The Slovak Republic entered the Eurozone on the New Year’s at midnight, accomplishing a process that started in 2005. Slovakia has become the 16th country to enter the zone, second only among former post-communist countries and the first country ever to change the parity between the domestic currency and the euro twice during the process. The original parity started at SKK 35.442 but closed at SKK 30.126, resulting in an appreciation of 17.64%.

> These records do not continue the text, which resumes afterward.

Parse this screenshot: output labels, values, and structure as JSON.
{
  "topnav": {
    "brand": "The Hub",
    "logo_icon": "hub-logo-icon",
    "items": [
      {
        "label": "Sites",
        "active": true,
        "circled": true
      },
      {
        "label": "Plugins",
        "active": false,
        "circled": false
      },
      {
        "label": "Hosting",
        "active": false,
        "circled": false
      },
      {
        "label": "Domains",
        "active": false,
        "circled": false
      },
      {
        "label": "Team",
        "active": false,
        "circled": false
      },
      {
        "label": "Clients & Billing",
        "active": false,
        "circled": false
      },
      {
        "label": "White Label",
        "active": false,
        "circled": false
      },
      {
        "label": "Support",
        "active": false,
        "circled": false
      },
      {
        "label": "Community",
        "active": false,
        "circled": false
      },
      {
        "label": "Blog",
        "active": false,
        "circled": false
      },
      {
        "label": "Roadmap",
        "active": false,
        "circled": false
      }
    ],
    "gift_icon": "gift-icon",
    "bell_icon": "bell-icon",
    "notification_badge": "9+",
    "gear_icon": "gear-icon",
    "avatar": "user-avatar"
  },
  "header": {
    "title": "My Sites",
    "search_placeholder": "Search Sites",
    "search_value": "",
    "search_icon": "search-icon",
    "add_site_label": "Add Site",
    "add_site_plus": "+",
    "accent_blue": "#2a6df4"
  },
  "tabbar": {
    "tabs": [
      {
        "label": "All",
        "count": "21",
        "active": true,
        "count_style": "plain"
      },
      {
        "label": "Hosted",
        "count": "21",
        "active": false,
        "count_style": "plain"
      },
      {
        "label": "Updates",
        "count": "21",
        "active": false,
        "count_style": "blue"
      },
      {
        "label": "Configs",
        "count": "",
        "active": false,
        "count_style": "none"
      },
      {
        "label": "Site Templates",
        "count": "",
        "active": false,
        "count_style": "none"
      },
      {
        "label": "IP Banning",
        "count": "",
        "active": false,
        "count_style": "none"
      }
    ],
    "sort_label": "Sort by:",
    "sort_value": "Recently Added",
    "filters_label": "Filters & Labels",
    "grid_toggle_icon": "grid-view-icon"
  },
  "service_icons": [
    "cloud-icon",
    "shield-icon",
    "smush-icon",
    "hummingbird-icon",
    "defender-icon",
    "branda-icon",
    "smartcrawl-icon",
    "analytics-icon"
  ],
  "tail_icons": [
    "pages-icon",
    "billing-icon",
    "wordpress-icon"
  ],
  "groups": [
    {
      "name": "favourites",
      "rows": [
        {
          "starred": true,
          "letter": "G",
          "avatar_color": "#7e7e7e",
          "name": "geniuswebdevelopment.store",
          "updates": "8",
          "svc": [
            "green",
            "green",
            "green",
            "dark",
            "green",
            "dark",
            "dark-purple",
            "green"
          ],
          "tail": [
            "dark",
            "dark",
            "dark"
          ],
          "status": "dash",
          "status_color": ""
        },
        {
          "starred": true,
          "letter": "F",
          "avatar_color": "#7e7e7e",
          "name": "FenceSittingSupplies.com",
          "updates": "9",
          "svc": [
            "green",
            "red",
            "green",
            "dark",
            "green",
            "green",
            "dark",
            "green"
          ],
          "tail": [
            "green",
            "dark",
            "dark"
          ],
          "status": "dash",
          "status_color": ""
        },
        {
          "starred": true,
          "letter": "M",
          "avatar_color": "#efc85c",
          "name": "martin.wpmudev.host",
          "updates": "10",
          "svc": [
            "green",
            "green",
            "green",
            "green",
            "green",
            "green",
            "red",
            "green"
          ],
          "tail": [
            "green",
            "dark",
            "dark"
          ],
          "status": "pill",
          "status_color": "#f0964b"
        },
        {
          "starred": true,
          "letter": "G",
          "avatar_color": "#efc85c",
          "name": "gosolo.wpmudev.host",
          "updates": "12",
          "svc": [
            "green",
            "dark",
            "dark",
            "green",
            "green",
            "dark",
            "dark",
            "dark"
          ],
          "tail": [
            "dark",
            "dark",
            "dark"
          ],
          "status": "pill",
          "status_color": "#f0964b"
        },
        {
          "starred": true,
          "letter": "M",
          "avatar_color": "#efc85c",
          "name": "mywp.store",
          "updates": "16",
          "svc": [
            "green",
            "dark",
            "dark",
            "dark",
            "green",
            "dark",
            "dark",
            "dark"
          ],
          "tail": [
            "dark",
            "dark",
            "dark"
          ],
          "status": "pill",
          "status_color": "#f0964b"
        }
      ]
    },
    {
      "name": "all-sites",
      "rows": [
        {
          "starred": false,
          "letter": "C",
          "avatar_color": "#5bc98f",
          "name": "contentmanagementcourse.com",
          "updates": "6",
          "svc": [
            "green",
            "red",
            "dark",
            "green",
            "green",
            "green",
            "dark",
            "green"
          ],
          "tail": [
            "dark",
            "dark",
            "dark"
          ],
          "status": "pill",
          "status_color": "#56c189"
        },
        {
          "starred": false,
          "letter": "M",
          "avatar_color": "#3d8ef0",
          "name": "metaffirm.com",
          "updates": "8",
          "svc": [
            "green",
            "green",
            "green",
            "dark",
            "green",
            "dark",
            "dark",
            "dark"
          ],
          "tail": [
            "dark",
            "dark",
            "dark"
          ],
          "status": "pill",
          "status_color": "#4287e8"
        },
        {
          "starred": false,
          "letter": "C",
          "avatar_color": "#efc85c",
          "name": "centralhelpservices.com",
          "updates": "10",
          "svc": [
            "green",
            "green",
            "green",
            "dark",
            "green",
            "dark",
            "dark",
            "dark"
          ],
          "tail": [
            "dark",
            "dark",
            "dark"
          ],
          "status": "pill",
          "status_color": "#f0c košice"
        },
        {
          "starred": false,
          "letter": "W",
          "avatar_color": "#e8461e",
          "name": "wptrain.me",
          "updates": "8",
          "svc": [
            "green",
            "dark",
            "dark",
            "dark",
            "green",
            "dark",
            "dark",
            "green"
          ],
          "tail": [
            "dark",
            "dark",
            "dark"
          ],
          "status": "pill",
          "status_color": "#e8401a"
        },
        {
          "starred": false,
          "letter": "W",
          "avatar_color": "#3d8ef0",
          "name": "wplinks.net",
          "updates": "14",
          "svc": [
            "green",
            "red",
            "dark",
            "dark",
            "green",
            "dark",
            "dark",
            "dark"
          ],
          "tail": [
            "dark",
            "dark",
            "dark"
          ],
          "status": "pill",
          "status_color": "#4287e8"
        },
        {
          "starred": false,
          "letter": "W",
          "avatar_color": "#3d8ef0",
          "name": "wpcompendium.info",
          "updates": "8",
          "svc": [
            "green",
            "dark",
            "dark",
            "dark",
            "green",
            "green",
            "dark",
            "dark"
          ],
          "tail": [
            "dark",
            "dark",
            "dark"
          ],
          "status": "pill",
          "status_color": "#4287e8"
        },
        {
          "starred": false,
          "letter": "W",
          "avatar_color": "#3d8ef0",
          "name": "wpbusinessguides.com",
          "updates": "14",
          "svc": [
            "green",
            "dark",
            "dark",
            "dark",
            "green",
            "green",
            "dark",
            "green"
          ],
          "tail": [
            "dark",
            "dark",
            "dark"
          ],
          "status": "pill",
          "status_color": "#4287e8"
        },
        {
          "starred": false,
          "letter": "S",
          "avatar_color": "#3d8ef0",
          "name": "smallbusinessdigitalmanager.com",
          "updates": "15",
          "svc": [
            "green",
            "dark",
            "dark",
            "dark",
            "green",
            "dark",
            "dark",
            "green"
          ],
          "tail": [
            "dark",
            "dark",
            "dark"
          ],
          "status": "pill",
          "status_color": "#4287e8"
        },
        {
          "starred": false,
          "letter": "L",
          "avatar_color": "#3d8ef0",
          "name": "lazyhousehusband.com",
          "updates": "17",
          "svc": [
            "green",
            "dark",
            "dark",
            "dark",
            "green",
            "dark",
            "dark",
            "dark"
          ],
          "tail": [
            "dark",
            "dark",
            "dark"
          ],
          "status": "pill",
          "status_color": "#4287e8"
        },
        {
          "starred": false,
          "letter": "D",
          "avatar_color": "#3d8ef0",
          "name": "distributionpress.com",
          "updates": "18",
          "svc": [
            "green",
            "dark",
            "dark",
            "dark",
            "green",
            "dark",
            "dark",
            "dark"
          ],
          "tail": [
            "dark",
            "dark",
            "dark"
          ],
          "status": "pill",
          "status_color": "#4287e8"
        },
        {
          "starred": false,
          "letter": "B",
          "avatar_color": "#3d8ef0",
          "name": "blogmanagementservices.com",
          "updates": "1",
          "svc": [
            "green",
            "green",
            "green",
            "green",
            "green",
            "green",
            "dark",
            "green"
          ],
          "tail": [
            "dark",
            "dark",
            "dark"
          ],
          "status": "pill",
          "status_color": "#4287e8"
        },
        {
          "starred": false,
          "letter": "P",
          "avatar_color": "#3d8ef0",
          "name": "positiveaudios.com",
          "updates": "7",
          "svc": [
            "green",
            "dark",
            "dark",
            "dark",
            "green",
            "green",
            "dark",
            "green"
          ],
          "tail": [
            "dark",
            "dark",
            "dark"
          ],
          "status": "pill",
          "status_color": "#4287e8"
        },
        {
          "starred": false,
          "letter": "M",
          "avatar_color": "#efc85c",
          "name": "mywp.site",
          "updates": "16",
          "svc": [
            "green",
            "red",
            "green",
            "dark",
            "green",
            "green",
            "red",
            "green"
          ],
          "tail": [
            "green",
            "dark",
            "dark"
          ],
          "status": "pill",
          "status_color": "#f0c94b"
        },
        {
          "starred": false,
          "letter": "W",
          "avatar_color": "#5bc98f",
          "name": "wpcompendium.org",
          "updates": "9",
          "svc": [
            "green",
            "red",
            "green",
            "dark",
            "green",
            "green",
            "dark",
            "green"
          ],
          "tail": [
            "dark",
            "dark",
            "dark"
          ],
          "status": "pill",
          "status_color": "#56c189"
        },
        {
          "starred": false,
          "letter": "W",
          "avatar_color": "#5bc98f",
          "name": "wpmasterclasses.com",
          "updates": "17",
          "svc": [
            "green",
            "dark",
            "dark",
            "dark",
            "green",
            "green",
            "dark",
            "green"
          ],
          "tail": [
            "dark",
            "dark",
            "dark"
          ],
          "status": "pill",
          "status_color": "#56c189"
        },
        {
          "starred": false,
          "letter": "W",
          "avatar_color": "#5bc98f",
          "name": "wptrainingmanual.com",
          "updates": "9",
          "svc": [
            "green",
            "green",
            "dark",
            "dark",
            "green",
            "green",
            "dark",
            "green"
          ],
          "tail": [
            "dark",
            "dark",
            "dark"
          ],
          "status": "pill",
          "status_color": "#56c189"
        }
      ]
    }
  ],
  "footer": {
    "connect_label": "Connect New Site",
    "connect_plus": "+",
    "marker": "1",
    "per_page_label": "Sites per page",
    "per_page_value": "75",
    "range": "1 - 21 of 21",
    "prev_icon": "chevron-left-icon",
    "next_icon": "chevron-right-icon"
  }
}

Former Finance Minister Ivan Mikloš told Aktuálně.cz that the plan for euro adoption met with no opposition in the then right-wing government, except from the Christian Democrats (KDH) who rejected the euro for ideological reasons, and was also supported by the National Bank of Slovakia. Mikloš added that the process also helped promote the difficult reforms necessary for the country in order to meet the strict Maastricht criteria. He also said that without the reforms of the former cabinet, current cabinet would not have been able to introduce the euro. Slovak Prime Minister Robert Fico said,”In the current world economic crisis, the euro represents a psychological tool that will strengthen our confidence.” Finance Minister Ján Počiatek said the euro will present a protective shield for the Slovak economy. Economists quoted by Mladá fronta Dnes generally agree that the euro will protect the Slovak economy better than crown during the crisis.
Due to the currency change, ATM machines and petrol stations were shut down for some hours on the New Year’s night, but the very first withdrawal took place only one minute and 40 seconds after midnight. E15 quotes Marcel Laznia from the Slovak bank association, who confirmed that the network of bank cards, ATM machines and payment terminals was fully functioning two hours after midnight on New Year’s Day.
The Slovak crown will be accepted in ordinary businesses until 16 January. Banks will exchange Slovak coins free of charge until 30 June and banknotes until the end of the year. The national bank will be exchanging Slovak crowns without limit, though coins only until 2013.
Despite the lack of any panic or excessive worry connected to the euro adoption, the majority of Slovaks (some 48%) say they think the euro will have a negative impact on them personally while only 41% expect the opposite, an MVK agency poll shows. Mladá fronta Dnes quotes a shop assistant from the village Demänovská Dolina saying that she is afraid of the euro since she thinks it will be difficult to learn to work with at her age.